> _Source data_
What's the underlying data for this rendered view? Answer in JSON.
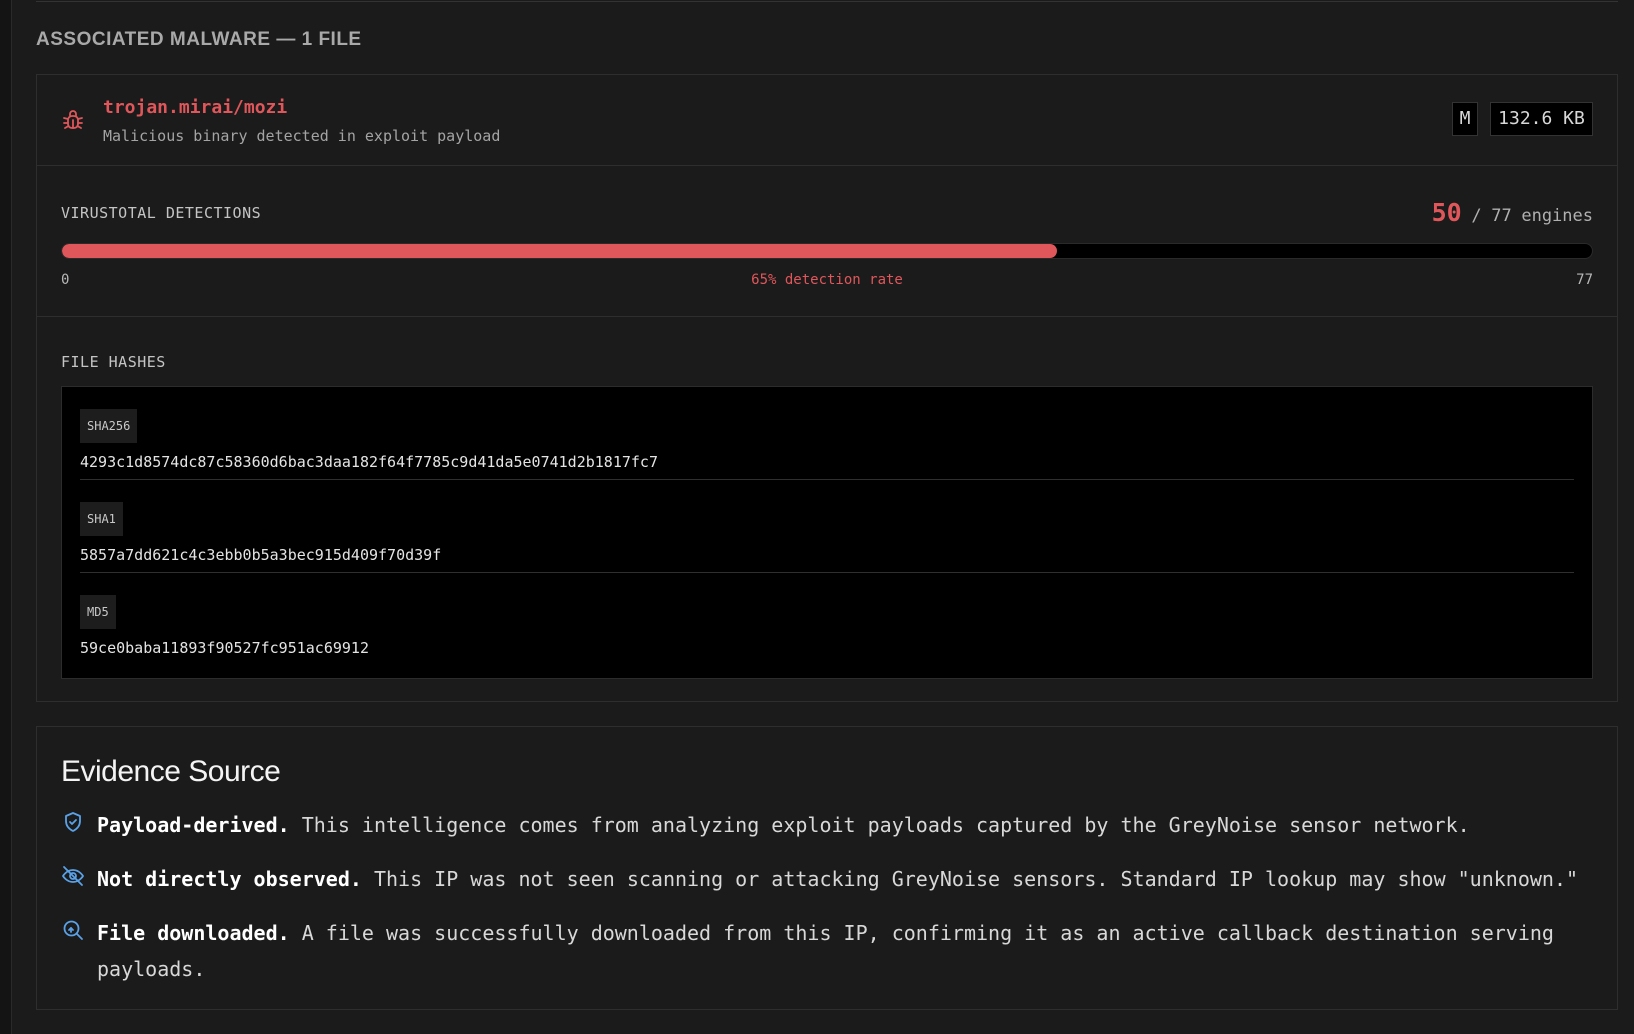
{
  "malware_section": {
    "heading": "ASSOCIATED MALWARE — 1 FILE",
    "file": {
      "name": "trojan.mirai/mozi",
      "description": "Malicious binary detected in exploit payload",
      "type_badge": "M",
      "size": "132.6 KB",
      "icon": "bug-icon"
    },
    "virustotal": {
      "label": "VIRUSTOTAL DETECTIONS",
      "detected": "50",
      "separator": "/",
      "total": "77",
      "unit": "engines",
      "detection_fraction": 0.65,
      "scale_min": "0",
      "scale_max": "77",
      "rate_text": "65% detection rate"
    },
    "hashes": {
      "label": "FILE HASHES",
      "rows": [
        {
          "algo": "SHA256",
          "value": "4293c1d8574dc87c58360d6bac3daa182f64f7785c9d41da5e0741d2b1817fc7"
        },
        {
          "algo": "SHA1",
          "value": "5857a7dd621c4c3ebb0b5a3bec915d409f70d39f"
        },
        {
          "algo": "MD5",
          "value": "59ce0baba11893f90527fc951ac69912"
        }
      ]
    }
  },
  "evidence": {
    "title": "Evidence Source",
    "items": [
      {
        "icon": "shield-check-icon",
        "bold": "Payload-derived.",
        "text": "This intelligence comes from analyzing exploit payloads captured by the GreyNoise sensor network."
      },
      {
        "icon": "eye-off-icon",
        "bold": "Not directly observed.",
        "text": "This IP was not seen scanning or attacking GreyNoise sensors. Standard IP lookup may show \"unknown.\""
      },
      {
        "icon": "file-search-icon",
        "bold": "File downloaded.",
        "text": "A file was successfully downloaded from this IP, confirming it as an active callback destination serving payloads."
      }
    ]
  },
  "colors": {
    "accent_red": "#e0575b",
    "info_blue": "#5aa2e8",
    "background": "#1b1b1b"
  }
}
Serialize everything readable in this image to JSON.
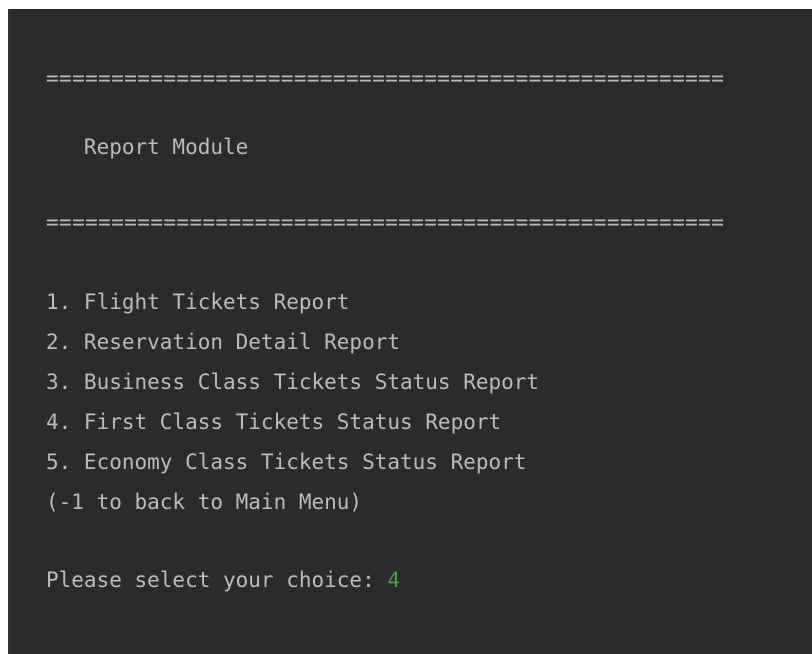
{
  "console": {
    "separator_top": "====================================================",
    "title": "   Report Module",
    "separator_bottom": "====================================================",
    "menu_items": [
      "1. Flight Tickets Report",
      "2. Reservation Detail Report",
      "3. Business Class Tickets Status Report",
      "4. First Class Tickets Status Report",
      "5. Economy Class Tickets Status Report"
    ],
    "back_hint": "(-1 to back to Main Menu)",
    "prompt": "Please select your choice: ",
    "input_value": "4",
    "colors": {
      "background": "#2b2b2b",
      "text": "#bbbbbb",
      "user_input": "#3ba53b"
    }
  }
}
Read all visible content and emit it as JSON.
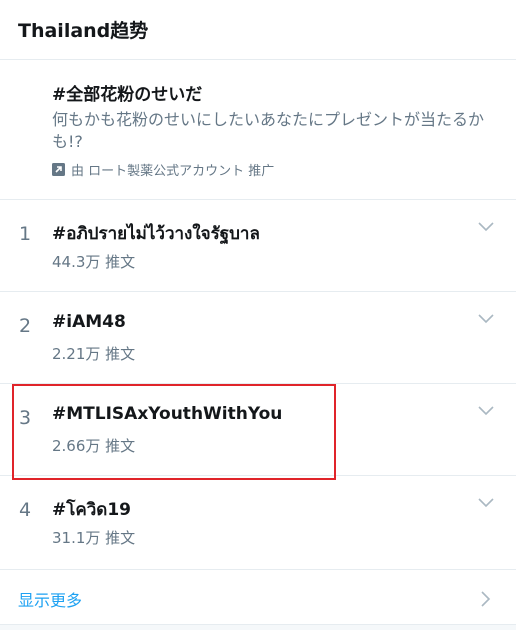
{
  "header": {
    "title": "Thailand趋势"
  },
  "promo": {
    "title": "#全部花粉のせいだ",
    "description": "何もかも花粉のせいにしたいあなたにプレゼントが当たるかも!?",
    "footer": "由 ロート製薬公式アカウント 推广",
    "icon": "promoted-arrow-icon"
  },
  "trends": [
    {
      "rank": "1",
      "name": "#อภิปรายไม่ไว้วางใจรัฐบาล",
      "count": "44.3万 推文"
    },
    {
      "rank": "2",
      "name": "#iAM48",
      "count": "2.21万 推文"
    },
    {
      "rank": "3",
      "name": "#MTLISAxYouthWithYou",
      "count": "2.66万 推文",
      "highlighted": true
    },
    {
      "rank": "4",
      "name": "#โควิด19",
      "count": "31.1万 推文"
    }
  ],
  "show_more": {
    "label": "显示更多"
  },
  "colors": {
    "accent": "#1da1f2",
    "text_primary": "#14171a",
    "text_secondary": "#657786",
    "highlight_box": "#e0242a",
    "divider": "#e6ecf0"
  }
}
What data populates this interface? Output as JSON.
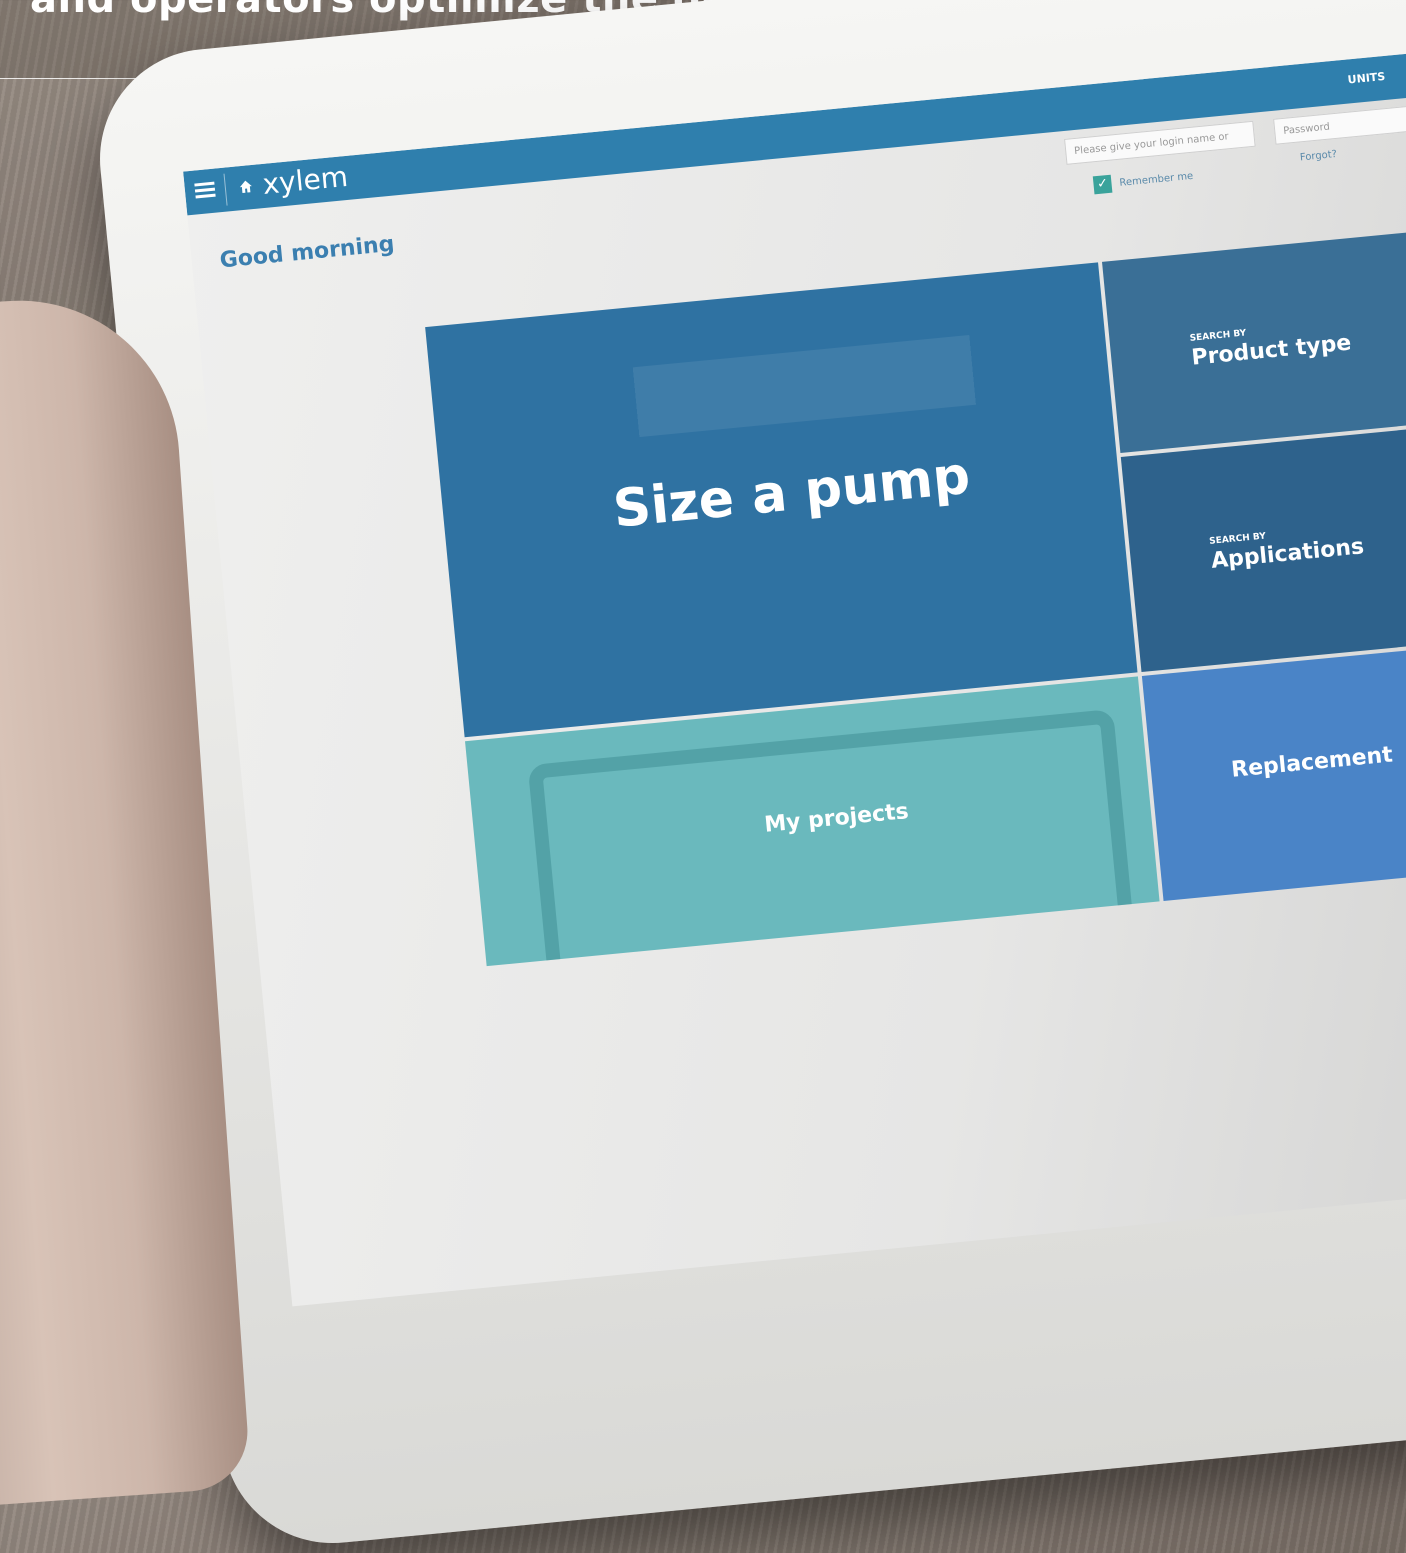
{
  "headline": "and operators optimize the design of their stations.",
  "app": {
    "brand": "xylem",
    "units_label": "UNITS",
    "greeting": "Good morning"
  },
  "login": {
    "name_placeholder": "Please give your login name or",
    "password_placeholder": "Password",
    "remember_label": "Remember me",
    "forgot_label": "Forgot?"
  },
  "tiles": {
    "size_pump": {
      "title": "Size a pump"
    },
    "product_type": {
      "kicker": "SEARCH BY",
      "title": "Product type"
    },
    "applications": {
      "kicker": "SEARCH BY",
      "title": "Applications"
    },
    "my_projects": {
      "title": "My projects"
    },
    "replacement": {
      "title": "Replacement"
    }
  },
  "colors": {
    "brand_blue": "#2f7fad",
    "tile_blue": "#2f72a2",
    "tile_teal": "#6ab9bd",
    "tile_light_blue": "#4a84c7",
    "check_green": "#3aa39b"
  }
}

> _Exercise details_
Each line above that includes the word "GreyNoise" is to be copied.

> _Output of the task_
        "text": "This intelligence comes from analyzing exploit payloads captured by the GreyNoise sensor network."
        "text": "This IP was not seen scanning or attacking GreyNoise sensors. Standard IP lookup may show \"unknown.\""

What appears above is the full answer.